If Perline is right and women only communities are what it takes to empower feminine presence in Free Software: please do it. Production and quality is the only stuff that matters, whatever the means you have to use. You have my full support to exclude me from your workshop the time it will take for you to produce enough software in order to be respected. Even if it is kind of strange.


On internet though -dear women- you should try cross dressing. And if you want to fully understand men, maybe you should even try cross dressing on a dating site, in games, on IRC to understand the bias we all experience...

In fact, I praise everyone to walk in the other's shoes by cross dressing on internet. 


One of the stuff that bugs me though is: are we really aiming at the right issues. Behind the gender issues wouldn't we miss a broader issue? Why was free software shaped the way it was, and what is the invisible barrier that keeps not only women, but also a lot of other minorities out of free software? And shouldn't we measure in an objective way the diversity (economic, geographic) so that we can measure the impact of our actions?

I will make a wild guess however ... Free Software is probably regressing in terms of diversity since we are becoming more and more «experts». And, we might observe more and more people leaving the way pierre 303 left stack exchange.

But as I said before, without a survey we babble nonsense: we don't give ourself the means to measure the impact of our actions and to understand the real nature of the problem. 

1 comment:

Matthias Rahlf said...

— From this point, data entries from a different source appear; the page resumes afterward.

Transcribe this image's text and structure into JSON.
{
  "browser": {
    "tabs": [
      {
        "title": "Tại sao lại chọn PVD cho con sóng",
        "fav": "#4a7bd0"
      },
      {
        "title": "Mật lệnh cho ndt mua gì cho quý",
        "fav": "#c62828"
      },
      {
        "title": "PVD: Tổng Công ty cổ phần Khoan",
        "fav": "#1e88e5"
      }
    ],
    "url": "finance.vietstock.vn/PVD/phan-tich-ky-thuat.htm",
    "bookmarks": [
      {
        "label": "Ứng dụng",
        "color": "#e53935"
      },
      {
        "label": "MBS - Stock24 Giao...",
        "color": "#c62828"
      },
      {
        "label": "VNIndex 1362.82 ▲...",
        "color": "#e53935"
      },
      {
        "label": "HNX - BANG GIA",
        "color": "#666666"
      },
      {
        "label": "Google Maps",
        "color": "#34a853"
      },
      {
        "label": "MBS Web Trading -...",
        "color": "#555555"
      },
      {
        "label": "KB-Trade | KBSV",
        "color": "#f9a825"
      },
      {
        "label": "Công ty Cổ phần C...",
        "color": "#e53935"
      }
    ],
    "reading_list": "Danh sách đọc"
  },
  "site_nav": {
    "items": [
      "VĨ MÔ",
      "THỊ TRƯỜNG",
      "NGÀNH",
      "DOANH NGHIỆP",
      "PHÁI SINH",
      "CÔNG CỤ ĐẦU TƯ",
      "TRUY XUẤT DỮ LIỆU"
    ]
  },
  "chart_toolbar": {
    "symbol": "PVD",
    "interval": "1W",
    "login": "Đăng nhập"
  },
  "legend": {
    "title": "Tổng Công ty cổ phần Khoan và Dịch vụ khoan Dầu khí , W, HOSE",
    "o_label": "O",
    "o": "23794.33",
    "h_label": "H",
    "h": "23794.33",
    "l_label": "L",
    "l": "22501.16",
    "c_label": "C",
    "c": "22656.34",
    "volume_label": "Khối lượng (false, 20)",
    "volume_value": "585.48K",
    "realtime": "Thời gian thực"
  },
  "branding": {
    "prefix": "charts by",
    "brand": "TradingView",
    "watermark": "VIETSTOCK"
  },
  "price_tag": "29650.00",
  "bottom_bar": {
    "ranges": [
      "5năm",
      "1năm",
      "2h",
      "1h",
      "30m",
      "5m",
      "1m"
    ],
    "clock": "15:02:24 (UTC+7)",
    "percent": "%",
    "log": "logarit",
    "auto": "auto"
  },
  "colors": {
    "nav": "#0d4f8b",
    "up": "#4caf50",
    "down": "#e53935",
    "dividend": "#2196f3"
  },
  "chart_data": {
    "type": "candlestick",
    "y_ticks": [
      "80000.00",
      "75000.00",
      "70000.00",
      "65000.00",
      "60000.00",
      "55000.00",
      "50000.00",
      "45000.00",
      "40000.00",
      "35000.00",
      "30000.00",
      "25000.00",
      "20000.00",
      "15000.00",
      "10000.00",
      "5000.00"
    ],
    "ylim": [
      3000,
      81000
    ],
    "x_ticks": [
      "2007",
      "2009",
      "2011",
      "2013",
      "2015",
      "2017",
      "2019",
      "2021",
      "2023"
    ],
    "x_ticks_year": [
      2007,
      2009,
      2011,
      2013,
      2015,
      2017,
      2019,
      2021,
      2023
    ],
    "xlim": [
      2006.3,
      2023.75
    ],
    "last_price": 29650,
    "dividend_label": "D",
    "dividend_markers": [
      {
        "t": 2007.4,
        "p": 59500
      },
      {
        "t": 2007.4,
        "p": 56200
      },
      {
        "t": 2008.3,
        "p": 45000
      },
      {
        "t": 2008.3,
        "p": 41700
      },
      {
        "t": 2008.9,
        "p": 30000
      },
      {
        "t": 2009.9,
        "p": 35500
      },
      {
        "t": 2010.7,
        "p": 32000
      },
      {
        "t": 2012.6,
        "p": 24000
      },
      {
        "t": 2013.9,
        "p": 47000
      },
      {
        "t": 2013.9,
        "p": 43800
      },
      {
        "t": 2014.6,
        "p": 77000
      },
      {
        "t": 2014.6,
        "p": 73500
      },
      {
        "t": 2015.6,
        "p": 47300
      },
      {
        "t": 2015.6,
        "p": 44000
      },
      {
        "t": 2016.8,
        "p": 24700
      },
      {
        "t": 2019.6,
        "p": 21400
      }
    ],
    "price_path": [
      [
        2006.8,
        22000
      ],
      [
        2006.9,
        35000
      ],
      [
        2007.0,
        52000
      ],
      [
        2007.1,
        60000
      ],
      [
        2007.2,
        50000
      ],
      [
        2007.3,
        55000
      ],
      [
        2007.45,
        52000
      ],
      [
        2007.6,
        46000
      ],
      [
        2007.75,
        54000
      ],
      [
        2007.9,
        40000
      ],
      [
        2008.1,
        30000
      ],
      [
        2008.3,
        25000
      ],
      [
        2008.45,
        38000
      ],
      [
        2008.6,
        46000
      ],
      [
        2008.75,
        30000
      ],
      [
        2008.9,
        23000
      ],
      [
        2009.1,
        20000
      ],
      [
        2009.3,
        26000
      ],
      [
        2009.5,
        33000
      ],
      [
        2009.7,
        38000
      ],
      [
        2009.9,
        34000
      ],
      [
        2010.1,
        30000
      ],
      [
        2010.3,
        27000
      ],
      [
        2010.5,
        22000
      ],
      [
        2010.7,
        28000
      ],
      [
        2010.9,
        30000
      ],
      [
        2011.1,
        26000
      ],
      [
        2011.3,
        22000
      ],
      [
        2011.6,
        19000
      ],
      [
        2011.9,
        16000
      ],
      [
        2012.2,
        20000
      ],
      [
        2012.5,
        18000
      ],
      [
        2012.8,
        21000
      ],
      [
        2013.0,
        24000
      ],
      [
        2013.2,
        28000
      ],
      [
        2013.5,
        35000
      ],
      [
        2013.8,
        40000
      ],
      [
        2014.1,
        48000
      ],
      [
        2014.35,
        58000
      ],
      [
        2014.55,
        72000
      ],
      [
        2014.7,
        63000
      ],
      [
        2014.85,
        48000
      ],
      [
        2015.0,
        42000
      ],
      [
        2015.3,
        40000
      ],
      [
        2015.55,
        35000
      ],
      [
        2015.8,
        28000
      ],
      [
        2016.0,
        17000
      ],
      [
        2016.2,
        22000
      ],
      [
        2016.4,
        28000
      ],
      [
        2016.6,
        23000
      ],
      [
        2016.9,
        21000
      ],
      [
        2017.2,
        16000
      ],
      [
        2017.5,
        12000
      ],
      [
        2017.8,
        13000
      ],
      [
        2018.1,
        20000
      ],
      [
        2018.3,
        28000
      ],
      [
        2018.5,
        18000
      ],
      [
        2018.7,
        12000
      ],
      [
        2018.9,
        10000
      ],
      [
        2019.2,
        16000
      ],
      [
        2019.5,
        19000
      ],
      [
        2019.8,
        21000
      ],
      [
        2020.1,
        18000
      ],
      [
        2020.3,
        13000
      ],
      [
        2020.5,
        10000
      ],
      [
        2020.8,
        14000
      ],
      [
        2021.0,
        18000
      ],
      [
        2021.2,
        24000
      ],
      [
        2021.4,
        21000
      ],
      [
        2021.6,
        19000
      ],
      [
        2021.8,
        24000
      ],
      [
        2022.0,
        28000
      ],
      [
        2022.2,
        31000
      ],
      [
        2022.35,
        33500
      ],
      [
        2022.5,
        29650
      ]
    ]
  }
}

Wow, that was a once-a-year post. Informed, intelligent, surprising and mind changing. I thought I had a fairly complete view on the issue, but you expanded my views. Thanks and praises on you.